      Dr Jonathan Fielden

  7. ian appleby says:

    Can you provide a single piece of clinical evidence that the Brompton is not providing exceptional care for children – in paediatric cardiology,congenital heart disease, respiratory medicine etc or is their “minded” decommissioning just because they dont work in a horizontal model like GOSH (who seem to be able to dictate how all paediatric services in this country are formulated ) Indeed, there is very good evidence (from a GOSH source) that the loss of patients when they transition to seperate adult services is up to 40% – a figure many times in excess of that at the Brompton.
    Why shut a centre of excellence just to have more average centres?

    • Jonathan Fielden says:

      Dear Ian

      You will be aware that NHS England has published a series of proposals relating to congenital heart disease services. These proposals will be the subject of formal public consultation, starting in December. Feedback received during this consultation will be considered by NHS England before any commissioning decisions are made, in spring 2017 at the earliest.

      Our proposals do not involve the closure of any centres, rather the moving of surgery and interventional cardiology to those centres which are able to meet the CHD standards within the required timeframe.

      NHS England is currently working with all CHD providers to better understand the impact of our proposals on related services, and will be taking this information into consideration, before any commissioning decisions are made.



  8. Debra Chambers says:

    I believe that the full impact of ECMO has not been fully realised or utilised yet. Glenfield Hospital, formally Groby Road hospital was and still is the leader in the international field.

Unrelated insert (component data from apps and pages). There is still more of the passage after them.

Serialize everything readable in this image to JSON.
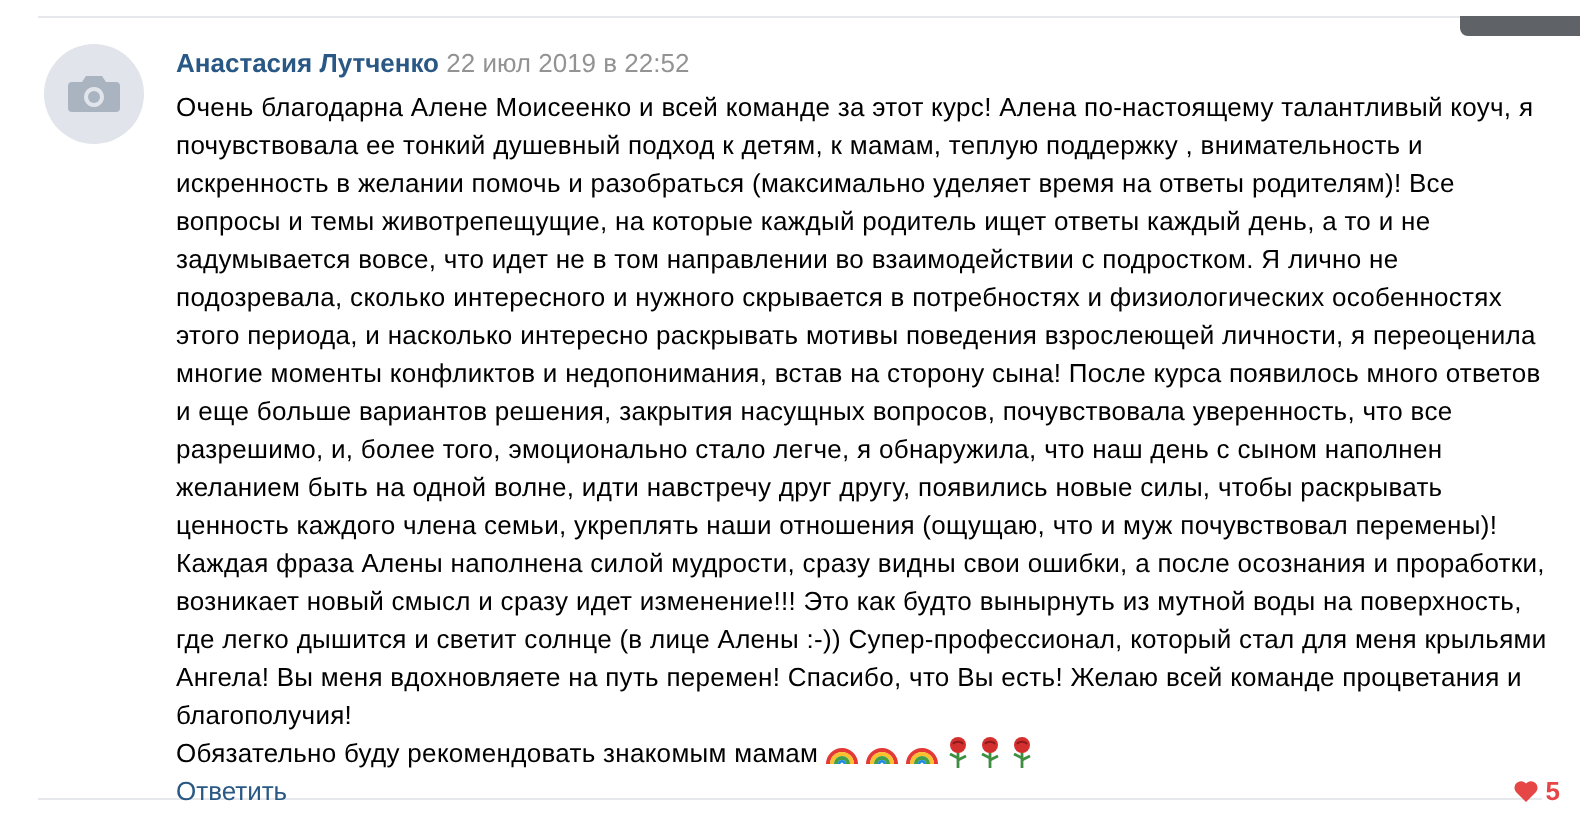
{
  "comment": {
    "author": "Анастасия Лутченко",
    "date": "22 июл 2019 в 22:52",
    "text": "Очень благодарна Алене Моисеенко и всей команде за этот курс! Алена по-настоящему талантливый коуч, я почувствовала ее тонкий душевный подход к детям, к мамам, теплую поддержку , внимательность и искренность в желании помочь и разобраться (максимально уделяет время на ответы родителям)! Все вопросы и темы животрепещущие, на которые каждый родитель ищет ответы каждый день, а то и не задумывается вовсе, что идет не в том направлении во взаимодействии с подростком. Я лично не подозревала, сколько интересного и нужного скрывается в потребностях и физиологических особенностях этого периода, и насколько интересно раскрывать мотивы поведения взрослеющей личности, я переоценила многие моменты конфликтов и недопонимания, встав на сторону сына! После курса появилось много ответов и еще больше вариантов решения, закрытия насущных вопросов, почувствовала уверенность, что все разрешимо, и, более того, эмоционально стало легче, я обнаружила, что наш день с сыном наполнен желанием быть на одной волне, идти навстречу друг другу, появились новые силы, чтобы раскрывать ценность каждого члена семьи, укреплять наши отношения (ощущаю, что и муж почувствовал перемены)! Каждая фраза Алены наполнена силой мудрости, сразу видны свои ошибки, а после осознания и проработки, возникает новый смысл и сразу идет изменение!!! Это как будто вынырнуть из мутной воды на поверхность, где легко дышится и светит солнце (в лице Алены :-)) Супер-профессионал, который стал для меня крыльями Ангела! Вы меня вдохновляете на путь перемен! Спасибо, что Вы есть! Желаю всей команде процветания и благополучия!",
    "closing": "Обязательно буду рекомендовать знакомым мамам",
    "emojis": [
      {
        "kind": "rainbow"
      },
      {
        "kind": "rainbow"
      },
      {
        "kind": "rainbow"
      },
      {
        "kind": "rose"
      },
      {
        "kind": "rose"
      },
      {
        "kind": "rose"
      }
    ],
    "reply": "Ответить",
    "likes": "5",
    "liked": true
  }
}
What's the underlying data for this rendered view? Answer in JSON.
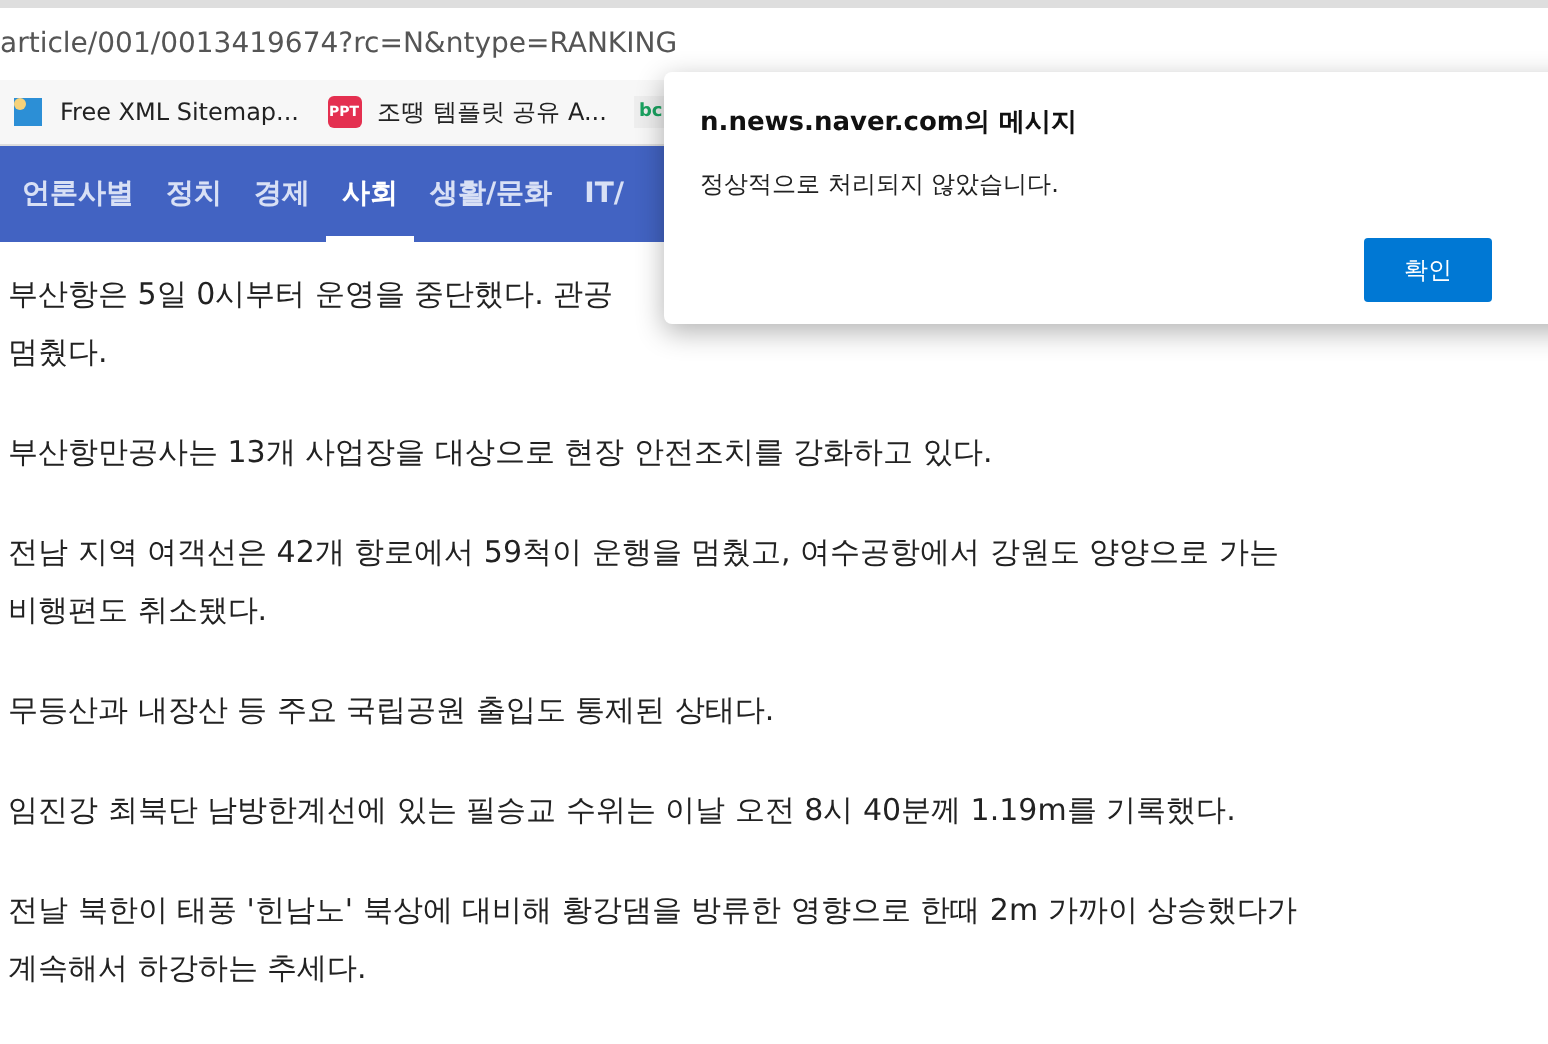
{
  "address_bar": {
    "url": "article/001/0013419674?rc=N&ntype=RANKING"
  },
  "bookmarks": [
    {
      "kind": "sitemap",
      "label": "Free XML Sitemap..."
    },
    {
      "kind": "badge",
      "icon_text": "PPT",
      "label": "조땡 템플릿 공유 A..."
    },
    {
      "kind": "tile",
      "icon_text": "bc"
    }
  ],
  "nav": [
    {
      "label": "언론사별",
      "selected": false
    },
    {
      "label": "정치",
      "selected": false
    },
    {
      "label": "경제",
      "selected": false
    },
    {
      "label": "사회",
      "selected": true
    },
    {
      "label": "생활/문화",
      "selected": false
    },
    {
      "label": "IT/",
      "selected": false
    }
  ],
  "article": [
    [
      "부산항은 5일 0시부터 운영을 중단했다. 관공",
      "멈췄다."
    ],
    [
      "부산항만공사는 13개 사업장을 대상으로 현장 안전조치를 강화하고 있다."
    ],
    [
      "전남 지역 여객선은 42개 항로에서 59척이 운행을 멈췄고, 여수공항에서 강원도 양양으로 가는",
      "비행편도 취소됐다."
    ],
    [
      "무등산과 내장산 등 주요 국립공원 출입도 통제된 상태다."
    ],
    [
      "임진강 최북단 남방한계선에 있는 필승교 수위는 이날 오전 8시 40분께 1.19m를 기록했다."
    ],
    [
      "전날 북한이 태풍 '힌남노' 북상에 대비해 황강댐을 방류한 영향으로 한때 2m 가까이 상승했다가",
      "계속해서 하강하는 추세다."
    ]
  ],
  "dialog": {
    "title": "n.news.naver.com의 메시지",
    "message": "정상적으로 처리되지 않았습니다.",
    "button": "확인"
  }
}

My husband who is Assistant Chief Perfusionist and myself as a retired ITU Sister and Cardio Thoracic Nurse Tutor have seen ECMO evolve and become expert over the last 30 years. We have had numerous interrupted nights sleep when he has been called out for emergency transport for critically ill patients both paediatric and adult when hospitals have not got the required skill or capacity to deal with these life threatening conditions. Many of the Perfusionists at Glenfield have been invited as guest speakers in ECMO and transport all over the world including the USA as they are recognised internationally as the very best in their field. I find it incredibly sad and somewhat disconcerting that this is not recognised by NHS England because if this was the case they would not even be considering this

    • Jonathan Fielden says:

      Dear Debra

      We absolutely acknowledge the significant amount of work Glenfield has done to develop its ECMO service, and the expertise and expert knowledge and skills displayed by all those working in, and supporting, the ECMO service there.

      However, Glenfield is not the only provider of ECMO services in England, and we need to look at how this vitally important, national service is provided, so that we can ensure its sustainability for the future.

      The national review of paediatric critical care includes ECMO in its scope, and will look at the current provision of ECMO across the country. We will be directly engaging with stakeholders as part of this review, and hope to make details of how you can get involved available shortly, via this blog.